• What the exercise asks: Your task is to extract every line from the material below exactly.
━━━━━━━━
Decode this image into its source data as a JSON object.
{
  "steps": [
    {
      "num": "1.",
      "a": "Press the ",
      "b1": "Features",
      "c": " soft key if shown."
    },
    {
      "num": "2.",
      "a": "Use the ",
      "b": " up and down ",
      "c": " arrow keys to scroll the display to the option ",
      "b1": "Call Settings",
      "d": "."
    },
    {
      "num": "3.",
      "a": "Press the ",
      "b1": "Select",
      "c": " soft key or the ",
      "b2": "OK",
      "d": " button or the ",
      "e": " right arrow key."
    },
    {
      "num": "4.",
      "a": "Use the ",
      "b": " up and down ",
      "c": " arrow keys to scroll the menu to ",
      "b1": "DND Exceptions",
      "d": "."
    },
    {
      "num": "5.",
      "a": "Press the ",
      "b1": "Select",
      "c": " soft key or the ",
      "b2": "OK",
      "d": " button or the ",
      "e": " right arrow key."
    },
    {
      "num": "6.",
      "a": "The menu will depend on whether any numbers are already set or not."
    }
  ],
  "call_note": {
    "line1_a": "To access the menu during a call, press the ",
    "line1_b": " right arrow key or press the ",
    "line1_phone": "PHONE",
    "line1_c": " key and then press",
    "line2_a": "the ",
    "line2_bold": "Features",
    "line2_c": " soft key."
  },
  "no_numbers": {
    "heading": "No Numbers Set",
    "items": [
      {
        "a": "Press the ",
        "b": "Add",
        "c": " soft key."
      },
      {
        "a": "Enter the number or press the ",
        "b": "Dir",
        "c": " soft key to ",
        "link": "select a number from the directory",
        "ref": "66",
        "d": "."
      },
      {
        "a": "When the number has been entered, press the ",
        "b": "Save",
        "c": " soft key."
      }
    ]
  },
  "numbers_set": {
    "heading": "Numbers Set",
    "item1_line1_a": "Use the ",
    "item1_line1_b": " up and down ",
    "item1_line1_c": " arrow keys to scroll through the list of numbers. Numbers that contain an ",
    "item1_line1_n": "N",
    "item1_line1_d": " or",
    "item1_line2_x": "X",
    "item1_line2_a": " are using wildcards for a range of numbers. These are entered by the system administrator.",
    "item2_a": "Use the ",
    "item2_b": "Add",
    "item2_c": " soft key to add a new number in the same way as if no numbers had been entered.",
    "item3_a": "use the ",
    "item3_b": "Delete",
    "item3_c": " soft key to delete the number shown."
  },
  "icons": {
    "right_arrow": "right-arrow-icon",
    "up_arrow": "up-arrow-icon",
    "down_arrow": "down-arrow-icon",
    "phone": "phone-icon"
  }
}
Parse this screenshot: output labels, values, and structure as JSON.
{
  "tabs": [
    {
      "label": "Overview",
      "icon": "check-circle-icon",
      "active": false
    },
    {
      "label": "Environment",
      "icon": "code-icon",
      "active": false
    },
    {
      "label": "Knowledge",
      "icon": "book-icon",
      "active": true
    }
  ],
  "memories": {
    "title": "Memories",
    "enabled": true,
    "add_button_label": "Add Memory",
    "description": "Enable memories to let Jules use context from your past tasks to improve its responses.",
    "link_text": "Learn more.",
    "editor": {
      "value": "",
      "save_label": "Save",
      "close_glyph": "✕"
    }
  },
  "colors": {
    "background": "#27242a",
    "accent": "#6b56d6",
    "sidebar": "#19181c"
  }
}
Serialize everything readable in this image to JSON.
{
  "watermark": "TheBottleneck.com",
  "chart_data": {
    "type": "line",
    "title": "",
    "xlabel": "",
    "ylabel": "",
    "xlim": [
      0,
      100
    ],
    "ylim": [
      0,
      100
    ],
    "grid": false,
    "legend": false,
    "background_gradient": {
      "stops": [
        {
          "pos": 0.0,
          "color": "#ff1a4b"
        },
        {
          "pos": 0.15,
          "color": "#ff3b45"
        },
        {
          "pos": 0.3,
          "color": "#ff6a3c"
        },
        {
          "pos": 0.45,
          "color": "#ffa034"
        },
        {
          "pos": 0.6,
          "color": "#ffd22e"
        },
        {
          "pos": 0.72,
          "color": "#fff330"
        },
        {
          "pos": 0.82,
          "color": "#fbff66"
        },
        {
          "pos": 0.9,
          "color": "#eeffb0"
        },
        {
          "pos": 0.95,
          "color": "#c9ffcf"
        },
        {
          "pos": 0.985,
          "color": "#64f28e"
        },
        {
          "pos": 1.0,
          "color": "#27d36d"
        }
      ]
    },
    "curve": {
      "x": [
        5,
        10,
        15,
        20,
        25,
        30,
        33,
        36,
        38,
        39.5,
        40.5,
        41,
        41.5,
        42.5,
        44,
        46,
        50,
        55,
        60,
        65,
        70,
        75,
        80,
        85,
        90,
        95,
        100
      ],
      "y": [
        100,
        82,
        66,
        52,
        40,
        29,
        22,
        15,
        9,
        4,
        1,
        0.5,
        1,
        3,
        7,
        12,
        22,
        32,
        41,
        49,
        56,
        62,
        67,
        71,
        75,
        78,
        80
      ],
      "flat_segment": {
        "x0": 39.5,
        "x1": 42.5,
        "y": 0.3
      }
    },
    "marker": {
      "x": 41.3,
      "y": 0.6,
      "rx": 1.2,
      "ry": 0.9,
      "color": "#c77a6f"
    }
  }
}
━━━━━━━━
• Answer to this problem:
Decode this image into its source data as a JSON object.
{
  "steps": [
    {
      "num": "1.",
      "a": "Press the ",
      "b1": "Features",
      "c": " soft key if shown."
    },
    {
      "num": "2.",
      "a": "Use the ",
      "b": " up and down ",
      "c": " arrow keys to scroll the display to the option ",
      "b1": "Call Settings",
      "d": "."
    },
    {
      "num": "3.",
      "a": "Press the ",
      "b1": "Select",
      "c": " soft key or the ",
      "b2": "OK",
      "d": " button or the ",
      "e": " right arrow key."
    },
    {
      "num": "4.",
      "a": "Use the ",
      "b": " up and down ",
      "c": " arrow keys to scroll the menu to ",
      "b1": "DND Exceptions",
      "d": "."
    },
    {
      "num": "5.",
      "a": "Press the ",
      "b1": "Select",
      "c": " soft key or the ",
      "b2": "OK",
      "d": " button or the ",
      "e": " right arrow key."
    },
    {
      "num": "6.",
      "a": "The menu will depend on whether any numbers are already set or not."
    }
  ],
  "call_note": {
    "line1_a": "To access the menu during a call, press the ",
    "line1_b": " right arrow key or press the ",
    "line1_phone": "PHONE",
    "line1_c": " key and then press",
    "line2_a": "the ",
    "line2_bold": "Features",
    "line2_c": " soft key."
  },
  "no_numbers": {
    "heading": "No Numbers Set",
    "items": [
      {
        "a": "Press the ",
        "b": "Add",
        "c": " soft key."
      },
      {
        "a": "Enter the number or press the ",
        "b": "Dir",
        "c": " soft key to ",
        "link": "select a number from the directory",
        "ref": "66",
        "d": "."
      },
      {
        "a": "When the number has been entered, press the ",
        "b": "Save",
        "c": " soft key."
      }
    ]
  },
  "numbers_set": {
    "heading": "Numbers Set",
    "item1_line1_a": "Use the ",
    "item1_line1_b": " up and down ",
    "item1_line1_c": " arrow keys to scroll through the list of numbers. Numbers that contain an ",
    "item1_line1_n": "N",
    "item1_line1_d": " or",
    "item1_line2_x": "X",
    "item1_line2_a": " are using wildcards for a range of numbers. These are entered by the system administrator.",
    "item2_a": "Use the ",
    "item2_b": "Add",
    "item2_c": " soft key to add a new number in the same way as if no numbers had been entered.",
    "item3_a": "use the ",
    "item3_b": "Delete",
    "item3_c": " soft key to delete the number shown."
  },
  "icons": {
    "right_arrow": "right-arrow-icon",
    "up_arrow": "up-arrow-icon",
    "down_arrow": "down-arrow-icon",
    "phone": "phone-icon"
  }
}
Parse this screenshot: output labels, values, and structure as JSON.
{
  "tabs": [
    {
      "label": "Overview",
      "icon": "check-circle-icon",
      "active": false
    },
    {
      "label": "Environment",
      "icon": "code-icon",
      "active": false
    },
    {
      "label": "Knowledge",
      "icon": "book-icon",
      "active": true
    }
  ],
  "memories": {
    "title": "Memories",
    "enabled": true,
    "add_button_label": "Add Memory",
    "description": "Enable memories to let Jules use context from your past tasks to improve its responses.",
    "link_text": "Learn more.",
    "editor": {
      "value": "",
      "save_label": "Save",
      "close_glyph": "✕"
    }
  },
  "colors": {
    "background": "#27242a",
    "accent": "#6b56d6",
    "sidebar": "#19181c"
  }
}
Serialize everything readable in this image to JSON.
{
  "watermark": "TheBottleneck.com",
  "chart_data": {
    "type": "line",
    "title": "",
    "xlabel": "",
    "ylabel": "",
    "xlim": [
      0,
      100
    ],
    "ylim": [
      0,
      100
    ],
    "grid": false,
    "legend": false,
    "background_gradient": {
      "stops": [
        {
          "pos": 0.0,
          "color": "#ff1a4b"
        },
        {
          "pos": 0.15,
          "color": "#ff3b45"
        },
        {
          "pos": 0.3,
          "color": "#ff6a3c"
        },
        {
          "pos": 0.45,
          "color": "#ffa034"
        },
        {
          "pos": 0.6,
          "color": "#ffd22e"
        },
        {
          "pos": 0.72,
          "color": "#fff330"
        },
        {
          "pos": 0.82,
          "color": "#fbff66"
        },
        {
          "pos": 0.9,
          "color": "#eeffb0"
        },
        {
          "pos": 0.95,
          "color": "#c9ffcf"
        },
        {
          "pos": 0.985,
          "color": "#64f28e"
        },
        {
          "pos": 1.0,
          "color": "#27d36d"
        }
      ]
    },
    "curve": {
      "x": [
        5,
        10,
        15,
        20,
        25,
        30,
        33,
        36,
        38,
        39.5,
        40.5,
        41,
        41.5,
        42.5,
        44,
        46,
        50,
        55,
        60,
        65,
        70,
        75,
        80,
        85,
        90,
        95,
        100
      ],
      "y": [
        100,
        82,
        66,
        52,
        40,
        29,
        22,
        15,
        9,
        4,
        1,
        0.5,
        1,
        3,
        7,
        12,
        22,
        32,
        41,
        49,
        56,
        62,
        67,
        71,
        75,
        78,
        80
      ],
      "flat_segment": {
        "x0": 39.5,
        "x1": 42.5,
        "y": 0.3
      }
    },
    "marker": {
      "x": 41.3,
      "y": 0.6,
      "rx": 1.2,
      "ry": 0.9,
      "color": "#c77a6f"
    }
  }
}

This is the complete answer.